The British Government’s Ministry of Justice will introduce the whiplash reforms in April 2021. Since the new directions are not published, lawyers need to prepare for the yet unknown changes. Regardless of anything, the personal injury market is likely to become more competitive, and in case the reforms come out as too complicated, lawyers and law firms might seek assistance from outsourcing firms.
Solo, busy lawyers, and law firms can take expert guidance and personal injury litigation support from reliable third-party legal outsourcing firms that keep themselves updated about all reforms done to different laws and regulations. This can be a time-saving and cost-effective approach for all legal service providers.
What Could Be The Impact of Changes in The Personal Injury Law?
The changes will have a direct impact on the amount of compensation the claimants receive. There will be tariffs on some whiplash injuries caused due to road traffic accidents; this will be done to respond to rising fraudulent claims. The small claims limit is likely to increase from £1,000 to £5,000 for road traffic accidents but excluding pedestrians, cyclists, motorcyclists and horse riders.
A new personal injury discount rate will be introduced with regular rate reviews conducted by an expert panel that will be advising the lord chancellor.
The Impact on Legal Professionals and Claimants
Solicitors might not be able to recover their legal fees from the defendants they represent in a small claims court. In legal practice, small claims are generally not as cost-effective for solicitors as large claims. As a result, claimants might face difficulties in getting legal representation for compensation.
In This Case, What Could Be The Solution?
Lower value claims are usually less complicated. The government plans to launch an online process for court proceedings to help people file a claim without hiring a solicitor. However, on any given day, a low-value claim can also involve complex laws, while a high-value claim can be easy and straightforward.
What Would The Future of Personal Injury Look Like?
The increment in the small claims limit may lead to more personal injury cases being processed as small claims. In most cases, claimants will have to pay legal costs on their own, while many will have to represent their cases themselves.
The concern here is that these changes are going to be introduced through regulations but without undergoing thorough parliamentary scrutiny.
The Law Society of England and Wales is in regular correspondence with the Ministry of Justice, giving their opinions and suggestions on this issue.
Tariffs for whiplash injuries – the amount of compensation should not be determined based on the cause of injury. Low tariffs will not provide satisfactory compensation to claimants with whiplash injuries.
The need for insurers to report to parliament about the savings passed to motorists. However, they suggest this norm to be implemented sooner. A ban on offers provided by insurers before the medical examination.
The government should focus on detecting and reducing whiplash claim frauds instead of introducing reforms that will affect genuine claims. Judges should have the power to increase compensation for exceptional cases. With medical experts’ assistance, the government should more clearly define ‘whiplash’ and ‘psychological injury.’ The government should clarify clauses about reasonable steps to be taken to mitigate injury.
Personal Injury Discount Rate
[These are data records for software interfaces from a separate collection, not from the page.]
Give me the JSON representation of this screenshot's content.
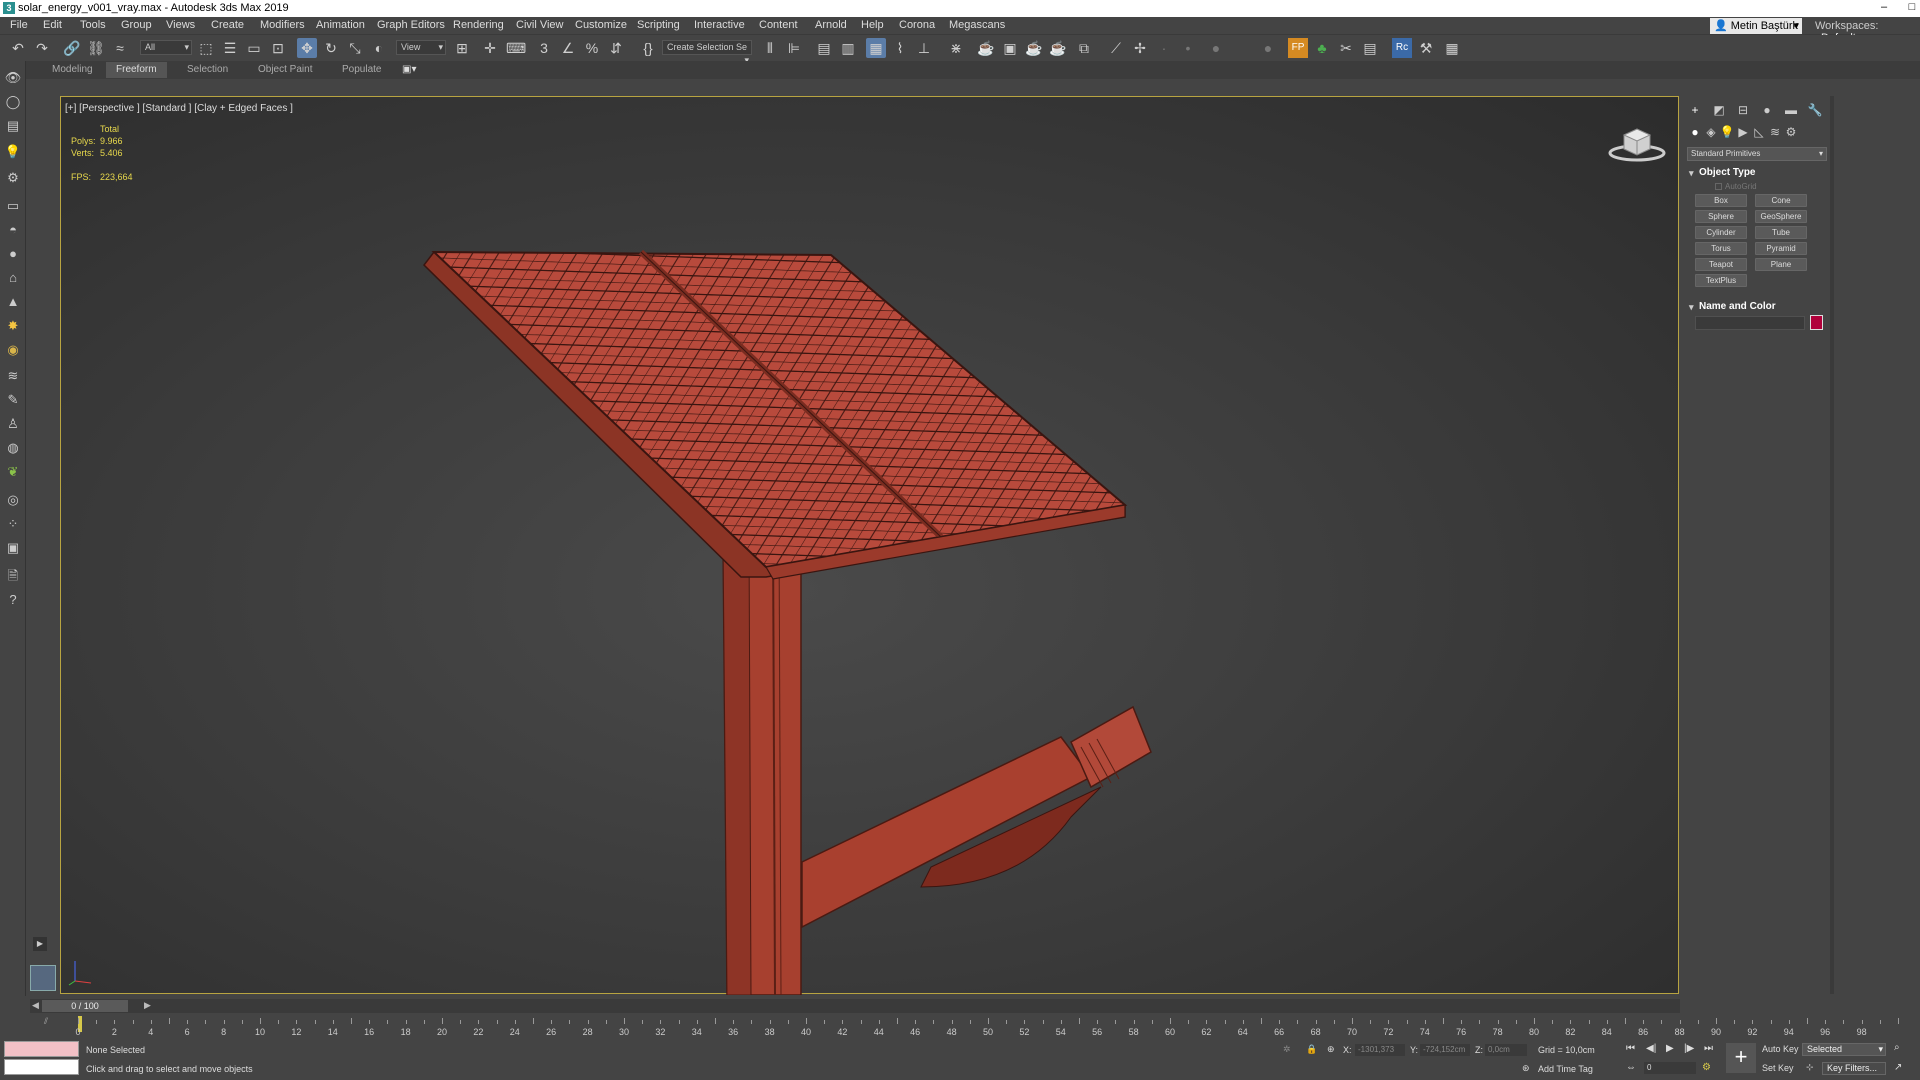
{
  "window": {
    "title": "solar_energy_v001_vray.max - Autodesk 3ds Max 2019",
    "min": "–",
    "max": "□"
  },
  "menu": [
    "File",
    "Edit",
    "Tools",
    "Group",
    "Views",
    "Create",
    "Modifiers",
    "Animation",
    "Graph Editors",
    "Rendering",
    "Civil View",
    "Customize",
    "Scripting",
    "Interactive",
    "Content",
    "Arnold",
    "Help",
    "Corona",
    "Megascans"
  ],
  "user": {
    "name": "Metin Baştürk",
    "workspace_label": "Workspaces:",
    "workspace_value": "Default"
  },
  "toolbar": {
    "selection_filter": "All",
    "ref_coord": "View",
    "named_selection": "Create Selection Se",
    "active_tool": "select-move"
  },
  "ribbon": {
    "tabs": [
      "Modeling",
      "Freeform",
      "Selection",
      "Object Paint",
      "Populate"
    ],
    "active": "Freeform"
  },
  "viewport": {
    "label": "[+] [Perspective ] [Standard ] [Clay + Edged Faces ]",
    "stats": {
      "total_label": "Total",
      "polys_label": "Polys:",
      "polys": "9.966",
      "verts_label": "Verts:",
      "verts": "5.406",
      "fps_label": "FPS:",
      "fps": "223,664"
    },
    "model_color": "#b54a3a",
    "frame_color": "#b8a441"
  },
  "command_panel": {
    "category": "Standard Primitives",
    "object_type_title": "Object Type",
    "autogrid": "AutoGrid",
    "buttons": [
      "Box",
      "Cone",
      "Sphere",
      "GeoSphere",
      "Cylinder",
      "Tube",
      "Torus",
      "Pyramid",
      "Teapot",
      "Plane",
      "TextPlus"
    ],
    "name_color_title": "Name and Color",
    "object_color": "#b0003a"
  },
  "timeline": {
    "frame": "0 / 100",
    "ticks": [
      0,
      2,
      4,
      6,
      8,
      10,
      12,
      14,
      16,
      18,
      20,
      22,
      24,
      26,
      28,
      30,
      32,
      34,
      36,
      38,
      40,
      42,
      44,
      46,
      48,
      50,
      52,
      54,
      56,
      58,
      60,
      62,
      64,
      66,
      68,
      70,
      72,
      74,
      76,
      78,
      80,
      82,
      84,
      86,
      88,
      90,
      92,
      94,
      96,
      98
    ]
  },
  "status": {
    "selection": "None Selected",
    "prompt": "Click and drag to select and move objects",
    "x_label": "X:",
    "x": "-1301,373",
    "y_label": "Y:",
    "y": "-724,152cm",
    "z_label": "Z:",
    "z": "0,0cm",
    "grid": "Grid = 10,0cm",
    "add_time_tag": "Add Time Tag",
    "auto_key": "Auto Key",
    "set_key": "Set Key",
    "key_mode": "Selected",
    "key_filters": "Key Filters...",
    "current_frame": "0"
  }
}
The new rates set by the lord chancellor are based exclusively on the report given by the Government Actuary Department without the involvement of and advice from an expert panel.
Regular review of the personal injury discount rate in order to reflect variable interest rates. The lord chancellor seeking advice from an expert panel for discount rate review in the future.
What Exceptions Are There?
Vulnerable road users, including pedestrians, cyclists and motorcyclists, will not be affected by the changes. The changes will affect passengers but not children who are considered ‘protected parties.’
The Reasons Behind The Reforms:
Injury compensation levels in the UK are among the lowest in Europe. The government’s reason for reform was to prevent fraudulent personal injury claims. However, independent studies and research done by the government have confirmed that whiplash fraud is very rare.
It is anticipated that the reforms might leave genuine claimants at risk of not getting adequate compensation. As a result, they might not be able to pay for medical costs. Hence, there is an utter need to reconsider the reforms set to be introduced by the British Government in April this year.
Besides, since small claim limits will be increased from £1,000 to £5,000 for road traffic accidents, more injured people will seriously apply for a claim, even those who are usually reluctant or too lazy to seek small-value compensations; moreover, fraudulent claims can also increase, leading to more court cases. This might result in more workload on attorneys. In such a situation, it is recommended to seek professional personal injury litigation support, helping lawyers meet clients’ demands on time.